Students and faculty members in the PEG program share an intellectual interest in the impact of politics on economic processes and outcomes, and the reciprocal influence of economic conditions on political life. It covers such diverse areas as international economic relations, political development, political and economic institutions, institutional transition and reform, economic performance, environmental resource policies, and social policy.
With an eye to building careers in an academic world still divided into separate disciplines, the program offers two different tracks: one in economics and one in political science. The two tracks have somewhat different emphases, but both offer ample opportunities for students to tailor courses to their individual needs.
Emphasizing positive—as opposed to normative—political economy, almost any substantive interest can be accommodated by the exceptionally diverse and distinguished faculty members.
PEG is a collaborative program between Harvard Kennedy School and the Department of Economics and the Department of Government in the Faculty of Arts and Sciences. Students in the Political Economy and Government program are enrolled in and receive a PhD from the Graduate School of Arts and Sciences, even though they may work primarily with Harvard Kennedy School faculty.
The Committee on Higher Degrees at the Harvard Kennedy School (HKS) admits students based on the strength of their academic records, test scores, letters of recommendations, and demonstrated ability and motivation to pursue research. Many of the strongest applicants have completed a master’s degree in a related field.

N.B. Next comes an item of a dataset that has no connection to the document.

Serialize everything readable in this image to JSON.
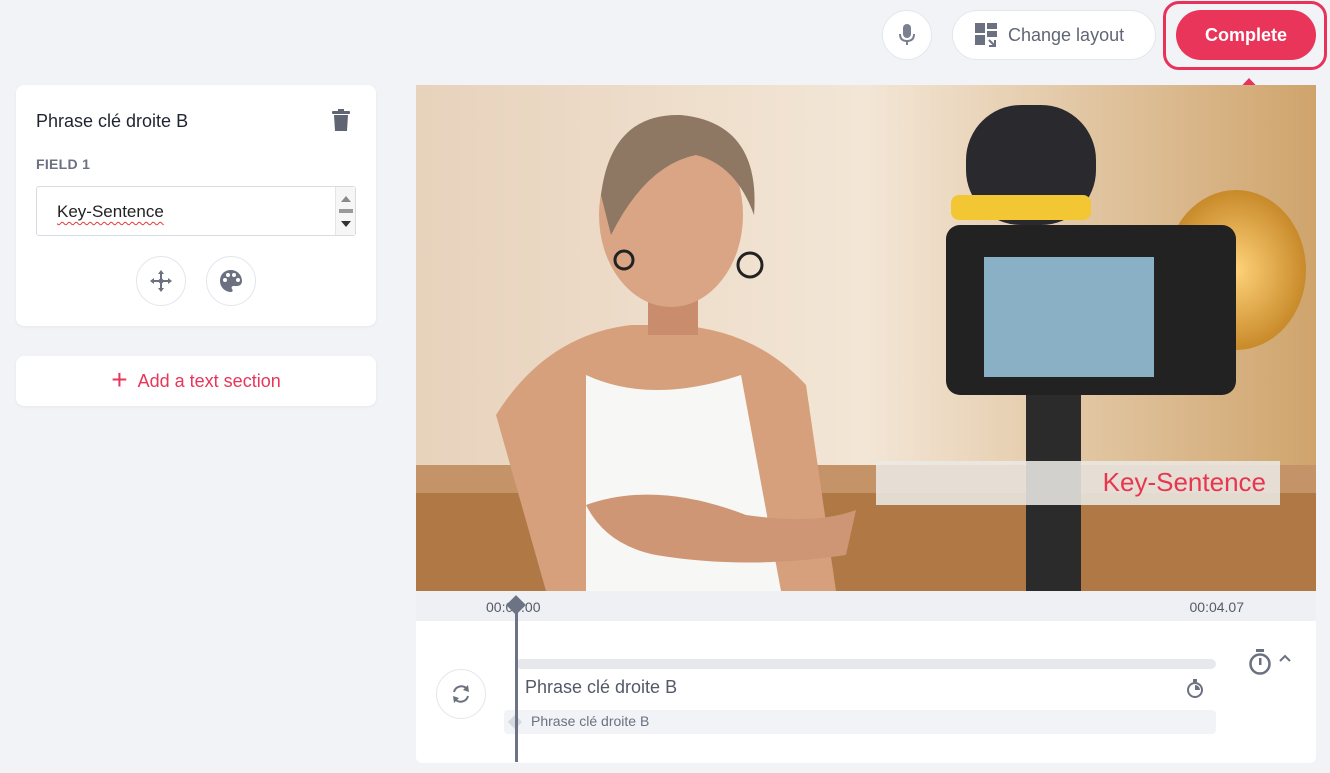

Strong quantitative skills are important, and successful applicants have strong mathematical preparation to the level of multivariable calculus and linear algebra.
When writing their statement of purpose, prospective students should specify their interest in either the economics track or the political science track.
All applicants are required to submit a 15- to 20-page writing sample, in English, that is not co-authored.